How to reduce business costs
Lower the amount of money you pay for everyday expenses like telecommunications, payment processing, payroll and electricity.
It’s inevitable that your business costs will increase as your business grows. But there are steps you can take to lower the amount of money you pay for everyday expenses like telecommunications, payment processing, payroll and electricity.
Make this the year your business saves some money. Consider these opportunities to lower operating costs.
Small businesses often outsource their payroll, accounting and distribution.
It’s tempting to try to manage company payroll yourself. But payroll processing has so many moving parts — remitting source deductions on time, calculating your employer contribution, issuing T4s, signing cheques — that can quickly add up to more time than you may think. And, if you make a mistake or file a return late, you run the risk of incurring a financial penalty.
There’s also the stress of managing payroll while trying to run your own business. If you outsource it, you’ll have more time for profit-related activities.
So, consider using a payroll solutions supplier. These specialized administrators will handle every aspect of your business payroll while giving you up-to-date reports and anytime access to your payroll information.
Your business may want to look at strategically hiring staff in foreign countries to complete tasks that your internal staff currently do. The advantages of doing so include:
Typical expenses that all businesses need to manage are phone, Internet, power, wages, and general office expenses. Here are some of the ways you can reduce these.
Mobile phone and Internet data plans for you and your staff can quickly add up to a lot of money.
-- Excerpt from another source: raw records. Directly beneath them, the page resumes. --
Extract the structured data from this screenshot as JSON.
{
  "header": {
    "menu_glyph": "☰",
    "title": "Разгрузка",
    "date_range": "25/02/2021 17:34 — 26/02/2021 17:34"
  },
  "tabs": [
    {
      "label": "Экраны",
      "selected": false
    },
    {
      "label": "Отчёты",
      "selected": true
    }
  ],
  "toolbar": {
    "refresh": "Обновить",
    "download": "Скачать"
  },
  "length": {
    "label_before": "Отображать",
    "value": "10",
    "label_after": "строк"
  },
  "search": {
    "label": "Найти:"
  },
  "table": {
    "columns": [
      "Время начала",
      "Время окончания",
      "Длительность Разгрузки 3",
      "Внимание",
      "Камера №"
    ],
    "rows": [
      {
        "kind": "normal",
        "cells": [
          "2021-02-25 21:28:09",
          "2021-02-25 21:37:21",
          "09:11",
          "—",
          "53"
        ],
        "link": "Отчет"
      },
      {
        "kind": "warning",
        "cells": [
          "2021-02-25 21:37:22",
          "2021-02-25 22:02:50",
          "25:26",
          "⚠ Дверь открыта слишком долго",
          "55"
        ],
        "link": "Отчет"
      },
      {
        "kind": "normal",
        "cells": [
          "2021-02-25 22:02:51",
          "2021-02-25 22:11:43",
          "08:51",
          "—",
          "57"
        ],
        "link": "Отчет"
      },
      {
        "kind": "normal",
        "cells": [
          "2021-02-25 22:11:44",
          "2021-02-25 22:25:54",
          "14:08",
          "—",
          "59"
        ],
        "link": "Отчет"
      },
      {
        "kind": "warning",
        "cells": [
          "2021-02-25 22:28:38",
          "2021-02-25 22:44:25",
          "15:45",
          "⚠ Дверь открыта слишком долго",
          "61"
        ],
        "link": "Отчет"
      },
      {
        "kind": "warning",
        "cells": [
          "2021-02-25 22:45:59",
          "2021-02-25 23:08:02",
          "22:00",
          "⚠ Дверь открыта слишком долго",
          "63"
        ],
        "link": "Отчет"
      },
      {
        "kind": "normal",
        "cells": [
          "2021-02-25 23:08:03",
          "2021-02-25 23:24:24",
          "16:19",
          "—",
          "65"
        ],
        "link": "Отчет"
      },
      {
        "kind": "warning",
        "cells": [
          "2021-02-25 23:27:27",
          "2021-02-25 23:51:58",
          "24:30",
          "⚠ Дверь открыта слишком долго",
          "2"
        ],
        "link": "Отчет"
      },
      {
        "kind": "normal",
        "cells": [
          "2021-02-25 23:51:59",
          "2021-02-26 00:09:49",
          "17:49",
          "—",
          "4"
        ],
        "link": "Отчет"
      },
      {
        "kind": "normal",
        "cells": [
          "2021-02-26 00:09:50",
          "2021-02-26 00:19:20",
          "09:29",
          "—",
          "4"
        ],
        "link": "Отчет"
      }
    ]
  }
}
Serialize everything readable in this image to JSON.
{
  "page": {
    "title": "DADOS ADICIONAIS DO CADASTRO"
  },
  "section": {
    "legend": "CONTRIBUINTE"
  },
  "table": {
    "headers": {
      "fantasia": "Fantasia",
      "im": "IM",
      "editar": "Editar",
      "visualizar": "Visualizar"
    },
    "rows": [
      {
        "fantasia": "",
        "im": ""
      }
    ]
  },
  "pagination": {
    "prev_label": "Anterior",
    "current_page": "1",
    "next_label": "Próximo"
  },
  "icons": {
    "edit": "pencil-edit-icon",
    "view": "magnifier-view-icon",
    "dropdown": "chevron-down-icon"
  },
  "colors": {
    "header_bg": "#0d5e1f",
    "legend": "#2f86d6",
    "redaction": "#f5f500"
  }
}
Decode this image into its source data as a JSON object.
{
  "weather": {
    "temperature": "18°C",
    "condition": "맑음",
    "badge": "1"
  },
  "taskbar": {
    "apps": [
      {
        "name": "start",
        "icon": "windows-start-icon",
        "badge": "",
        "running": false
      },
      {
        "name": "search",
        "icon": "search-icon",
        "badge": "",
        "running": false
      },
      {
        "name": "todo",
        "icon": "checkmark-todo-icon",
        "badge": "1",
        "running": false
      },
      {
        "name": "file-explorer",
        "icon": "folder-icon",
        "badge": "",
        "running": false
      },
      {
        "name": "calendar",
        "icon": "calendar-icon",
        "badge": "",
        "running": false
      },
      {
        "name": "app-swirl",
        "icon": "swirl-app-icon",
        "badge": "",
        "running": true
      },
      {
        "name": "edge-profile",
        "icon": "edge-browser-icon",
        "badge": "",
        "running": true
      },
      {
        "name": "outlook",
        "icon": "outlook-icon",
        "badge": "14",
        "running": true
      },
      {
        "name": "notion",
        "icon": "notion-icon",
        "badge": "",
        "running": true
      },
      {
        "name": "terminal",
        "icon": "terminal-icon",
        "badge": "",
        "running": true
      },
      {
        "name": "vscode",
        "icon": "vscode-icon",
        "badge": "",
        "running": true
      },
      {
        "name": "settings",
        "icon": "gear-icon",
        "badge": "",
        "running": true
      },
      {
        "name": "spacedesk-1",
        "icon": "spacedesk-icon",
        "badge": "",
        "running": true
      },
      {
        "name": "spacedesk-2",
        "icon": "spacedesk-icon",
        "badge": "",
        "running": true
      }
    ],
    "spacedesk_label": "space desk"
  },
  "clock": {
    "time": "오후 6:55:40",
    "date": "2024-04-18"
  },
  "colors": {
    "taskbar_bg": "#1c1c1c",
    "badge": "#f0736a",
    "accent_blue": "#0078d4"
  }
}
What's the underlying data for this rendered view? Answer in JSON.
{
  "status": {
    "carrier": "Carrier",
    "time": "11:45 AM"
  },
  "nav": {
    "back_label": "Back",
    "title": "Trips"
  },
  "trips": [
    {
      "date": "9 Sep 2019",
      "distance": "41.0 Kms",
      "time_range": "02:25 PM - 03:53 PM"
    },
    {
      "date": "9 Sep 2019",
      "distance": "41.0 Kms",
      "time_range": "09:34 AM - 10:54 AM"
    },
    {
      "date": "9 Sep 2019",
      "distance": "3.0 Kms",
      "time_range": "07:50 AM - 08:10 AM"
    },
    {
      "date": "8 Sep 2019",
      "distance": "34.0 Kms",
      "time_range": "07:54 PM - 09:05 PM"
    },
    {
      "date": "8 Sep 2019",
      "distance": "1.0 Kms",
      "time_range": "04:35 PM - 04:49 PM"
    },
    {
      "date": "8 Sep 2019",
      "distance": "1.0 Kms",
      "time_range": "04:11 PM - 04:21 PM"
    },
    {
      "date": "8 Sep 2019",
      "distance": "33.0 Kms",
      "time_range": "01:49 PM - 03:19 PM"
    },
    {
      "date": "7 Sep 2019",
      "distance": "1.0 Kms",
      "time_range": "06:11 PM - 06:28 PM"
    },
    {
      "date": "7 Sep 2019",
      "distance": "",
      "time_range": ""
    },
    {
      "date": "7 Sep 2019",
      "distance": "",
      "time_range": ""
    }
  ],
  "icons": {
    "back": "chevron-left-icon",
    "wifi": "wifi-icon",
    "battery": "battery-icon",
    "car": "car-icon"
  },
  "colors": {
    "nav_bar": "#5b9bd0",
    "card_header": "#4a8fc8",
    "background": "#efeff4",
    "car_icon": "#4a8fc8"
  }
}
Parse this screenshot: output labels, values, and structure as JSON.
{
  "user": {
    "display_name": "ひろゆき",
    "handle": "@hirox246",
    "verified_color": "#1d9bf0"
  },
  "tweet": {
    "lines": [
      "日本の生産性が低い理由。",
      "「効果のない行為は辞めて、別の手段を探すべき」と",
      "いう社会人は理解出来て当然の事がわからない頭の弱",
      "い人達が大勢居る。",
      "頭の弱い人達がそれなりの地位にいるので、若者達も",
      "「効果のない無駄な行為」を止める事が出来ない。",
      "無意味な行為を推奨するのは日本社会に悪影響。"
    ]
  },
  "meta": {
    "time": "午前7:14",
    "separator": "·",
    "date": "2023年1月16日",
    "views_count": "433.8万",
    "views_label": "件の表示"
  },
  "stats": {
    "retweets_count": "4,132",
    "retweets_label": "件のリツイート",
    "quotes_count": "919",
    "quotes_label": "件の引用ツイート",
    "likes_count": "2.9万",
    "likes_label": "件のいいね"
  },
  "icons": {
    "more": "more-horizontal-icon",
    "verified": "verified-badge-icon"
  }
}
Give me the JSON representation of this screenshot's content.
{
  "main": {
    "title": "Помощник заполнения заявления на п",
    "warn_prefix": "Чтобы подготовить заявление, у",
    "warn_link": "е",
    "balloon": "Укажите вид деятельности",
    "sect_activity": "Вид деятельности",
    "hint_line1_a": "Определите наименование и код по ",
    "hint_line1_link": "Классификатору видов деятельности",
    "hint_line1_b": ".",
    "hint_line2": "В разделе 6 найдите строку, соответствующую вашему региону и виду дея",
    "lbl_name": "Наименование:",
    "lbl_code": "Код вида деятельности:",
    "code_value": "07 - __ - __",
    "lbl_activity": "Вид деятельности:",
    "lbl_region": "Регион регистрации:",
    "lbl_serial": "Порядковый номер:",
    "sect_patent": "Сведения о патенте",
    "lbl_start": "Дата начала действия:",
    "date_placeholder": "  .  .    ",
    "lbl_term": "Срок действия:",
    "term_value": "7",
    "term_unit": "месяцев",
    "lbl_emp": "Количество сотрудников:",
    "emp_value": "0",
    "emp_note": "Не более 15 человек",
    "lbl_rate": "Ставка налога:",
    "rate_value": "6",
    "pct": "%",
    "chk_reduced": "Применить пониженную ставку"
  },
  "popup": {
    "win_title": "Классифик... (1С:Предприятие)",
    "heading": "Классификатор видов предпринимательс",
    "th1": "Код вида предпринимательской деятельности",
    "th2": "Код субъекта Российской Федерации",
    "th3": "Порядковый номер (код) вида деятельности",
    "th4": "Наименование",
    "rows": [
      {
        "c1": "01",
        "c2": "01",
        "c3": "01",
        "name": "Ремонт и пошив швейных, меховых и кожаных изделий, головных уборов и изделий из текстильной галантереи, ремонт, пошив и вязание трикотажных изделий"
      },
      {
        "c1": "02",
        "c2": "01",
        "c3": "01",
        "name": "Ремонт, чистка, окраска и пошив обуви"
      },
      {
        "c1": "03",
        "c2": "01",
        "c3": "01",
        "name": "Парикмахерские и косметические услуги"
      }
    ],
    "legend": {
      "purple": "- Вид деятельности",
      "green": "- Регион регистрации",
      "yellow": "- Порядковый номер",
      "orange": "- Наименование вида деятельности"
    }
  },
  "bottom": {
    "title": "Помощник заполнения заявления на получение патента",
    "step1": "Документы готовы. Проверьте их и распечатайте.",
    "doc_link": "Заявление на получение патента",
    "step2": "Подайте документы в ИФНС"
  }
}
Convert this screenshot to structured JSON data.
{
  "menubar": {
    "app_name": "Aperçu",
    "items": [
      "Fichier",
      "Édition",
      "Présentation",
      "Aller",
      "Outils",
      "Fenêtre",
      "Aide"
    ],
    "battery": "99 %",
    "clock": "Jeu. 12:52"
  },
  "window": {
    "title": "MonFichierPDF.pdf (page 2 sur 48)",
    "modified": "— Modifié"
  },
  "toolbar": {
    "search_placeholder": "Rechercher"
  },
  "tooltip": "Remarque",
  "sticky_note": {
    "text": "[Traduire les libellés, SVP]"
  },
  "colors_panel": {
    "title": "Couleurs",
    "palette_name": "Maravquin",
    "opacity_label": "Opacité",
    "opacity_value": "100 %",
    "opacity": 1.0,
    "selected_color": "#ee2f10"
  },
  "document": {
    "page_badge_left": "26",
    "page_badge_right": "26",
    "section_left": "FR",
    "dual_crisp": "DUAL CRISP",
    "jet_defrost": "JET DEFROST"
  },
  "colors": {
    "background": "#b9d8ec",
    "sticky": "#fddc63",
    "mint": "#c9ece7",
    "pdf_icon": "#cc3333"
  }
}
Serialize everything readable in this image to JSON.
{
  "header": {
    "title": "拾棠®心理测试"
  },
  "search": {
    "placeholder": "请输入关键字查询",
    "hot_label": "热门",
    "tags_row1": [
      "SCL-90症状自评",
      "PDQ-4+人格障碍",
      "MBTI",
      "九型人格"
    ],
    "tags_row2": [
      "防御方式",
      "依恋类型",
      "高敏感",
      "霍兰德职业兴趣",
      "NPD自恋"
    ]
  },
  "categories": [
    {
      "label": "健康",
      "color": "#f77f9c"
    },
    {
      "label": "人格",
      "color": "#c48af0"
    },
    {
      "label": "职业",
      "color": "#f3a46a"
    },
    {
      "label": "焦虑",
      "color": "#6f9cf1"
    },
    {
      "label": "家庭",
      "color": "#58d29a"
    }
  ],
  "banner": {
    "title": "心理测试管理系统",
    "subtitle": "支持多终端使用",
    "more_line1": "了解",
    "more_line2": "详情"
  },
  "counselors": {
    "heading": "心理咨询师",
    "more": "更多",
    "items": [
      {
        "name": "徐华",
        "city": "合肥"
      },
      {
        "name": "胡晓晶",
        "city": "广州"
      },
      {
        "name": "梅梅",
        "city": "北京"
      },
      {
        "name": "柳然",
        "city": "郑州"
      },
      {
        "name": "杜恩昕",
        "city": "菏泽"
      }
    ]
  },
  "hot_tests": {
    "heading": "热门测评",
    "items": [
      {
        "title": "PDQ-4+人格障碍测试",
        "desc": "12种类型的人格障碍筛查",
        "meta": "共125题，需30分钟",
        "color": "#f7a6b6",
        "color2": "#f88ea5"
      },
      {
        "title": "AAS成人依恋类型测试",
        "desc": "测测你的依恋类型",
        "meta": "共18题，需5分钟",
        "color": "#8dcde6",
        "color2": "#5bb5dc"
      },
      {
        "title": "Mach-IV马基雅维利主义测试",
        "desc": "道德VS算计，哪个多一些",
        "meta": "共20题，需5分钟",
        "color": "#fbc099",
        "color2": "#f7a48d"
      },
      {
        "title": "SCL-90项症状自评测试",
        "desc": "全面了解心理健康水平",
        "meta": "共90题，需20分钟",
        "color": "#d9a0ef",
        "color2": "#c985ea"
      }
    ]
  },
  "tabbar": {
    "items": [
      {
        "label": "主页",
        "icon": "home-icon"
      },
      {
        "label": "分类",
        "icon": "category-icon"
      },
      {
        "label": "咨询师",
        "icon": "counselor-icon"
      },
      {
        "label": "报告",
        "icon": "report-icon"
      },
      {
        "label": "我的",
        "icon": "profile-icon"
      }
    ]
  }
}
Thankfully, competition in the telecommunications marketplace is fierce as suppliers are eager to win or keep your business. Often, a telephone call to your supplier to request a review of your account is all it takes to find cost savings.
If you aren’t comfortable making that call or are just too busy to do it, firms such as Cut My Costs will negotiate lower rates on your behalf. Once authorized by you, these agents will review your business or personal telecom bill and start a collaborative dialogue with your telecom provider.
Industry experts say that energy costs are one of the biggest business expenses. Anything your business can do to become more eco-friendly may help to reduce costs and improve your bottom line.
Taking measures such as retrofitting lighting, turning off idle machinery, programming thermostats and buying green energy are a few helpful actions to consider. It’s best to conduct an energy audit of your business – contact your hydro supplier to request one.
It’s always a good idea to perform an annual review of your operations to spot opportunities for improved cost savings and efficiencies.
Is it worth importing your businesses raw materials? If you can’t lower the costs of goods that you sell by purchasing from an alternative supplier in your own country, research how much those same goods would cost when bought from overseas.
There are a number of considerations you’ll have to think about before you decide to import, such as added costs like tariffs, customs duties and storage. Exchange rate fluctuations will affect your bottom line, and finding a reliable supplier may not be so easy.
Associations often organize group discounts for their membership. With hundreds or thousands of members, an association can negotiate volume discounts with suppliers to secure rates that are beyond the buying power of individual businesses.
Savings categories include our merchant accounts, telecommunications, banking, health plans, emergency automotive, travel, and shipping.
You could join an association representing your industry, school, profession, geographic region or your interests. Consider joining your local board of trade, or chamber of commerce, to access significant member benefits.
*No purchase necessary. The Contest commences at 12:01 a.m. (ET) October 23, 2016, and ends at 11:59 p.m. (ET) October 22, 2017. To be an entrant, you must be the named recipient of this notification, a legal resident of Canada and the age of majority, but not an employee, agent or representative of Scotiabank, its affiliates or subsidiaries, or a member of the household or immediate family of above parties. Selected entrant must answer time-limited mathematical skill-testing question. One (1) Grand Prize: $10,000. Five (5) Secondary Prizes: $1,000. Chances of winning depend on the total number of eligible entries received during the contest period. Click here for full contest details.